──────── Given data

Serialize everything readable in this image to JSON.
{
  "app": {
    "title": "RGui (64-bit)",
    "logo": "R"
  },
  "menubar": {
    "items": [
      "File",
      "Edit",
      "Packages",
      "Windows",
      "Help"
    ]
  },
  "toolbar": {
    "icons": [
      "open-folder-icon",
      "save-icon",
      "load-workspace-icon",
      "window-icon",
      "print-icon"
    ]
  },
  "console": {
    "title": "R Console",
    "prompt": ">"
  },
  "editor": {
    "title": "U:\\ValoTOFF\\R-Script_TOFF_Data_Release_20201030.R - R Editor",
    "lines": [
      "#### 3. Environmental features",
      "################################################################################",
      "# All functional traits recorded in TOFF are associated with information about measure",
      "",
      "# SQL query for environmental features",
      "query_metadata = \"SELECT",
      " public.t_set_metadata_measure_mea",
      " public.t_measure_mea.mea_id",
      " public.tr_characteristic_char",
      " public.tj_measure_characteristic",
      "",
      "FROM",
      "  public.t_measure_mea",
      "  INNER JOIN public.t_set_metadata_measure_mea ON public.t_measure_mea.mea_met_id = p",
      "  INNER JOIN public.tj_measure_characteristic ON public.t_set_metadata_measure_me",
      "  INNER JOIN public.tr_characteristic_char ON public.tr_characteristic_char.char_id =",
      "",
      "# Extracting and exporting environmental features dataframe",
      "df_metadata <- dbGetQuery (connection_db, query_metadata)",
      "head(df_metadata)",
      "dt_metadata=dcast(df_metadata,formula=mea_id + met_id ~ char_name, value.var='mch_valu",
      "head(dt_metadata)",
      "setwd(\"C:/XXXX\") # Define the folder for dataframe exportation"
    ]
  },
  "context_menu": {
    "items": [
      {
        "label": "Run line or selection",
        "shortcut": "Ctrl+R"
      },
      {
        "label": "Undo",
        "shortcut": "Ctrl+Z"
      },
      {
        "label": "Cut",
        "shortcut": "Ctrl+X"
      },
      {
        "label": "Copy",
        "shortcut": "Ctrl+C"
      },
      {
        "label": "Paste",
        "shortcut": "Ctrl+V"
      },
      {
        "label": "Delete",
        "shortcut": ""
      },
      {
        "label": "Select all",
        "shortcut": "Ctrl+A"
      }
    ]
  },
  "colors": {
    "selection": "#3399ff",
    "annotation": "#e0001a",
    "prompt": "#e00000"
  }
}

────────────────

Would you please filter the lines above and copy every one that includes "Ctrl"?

Result below:
        "shortcut": "Ctrl+R"
        "shortcut": "Ctrl+Z"
        "shortcut": "Ctrl+X"
        "shortcut": "Ctrl+C"
        "shortcut": "Ctrl+V"
        "shortcut": "Ctrl+A"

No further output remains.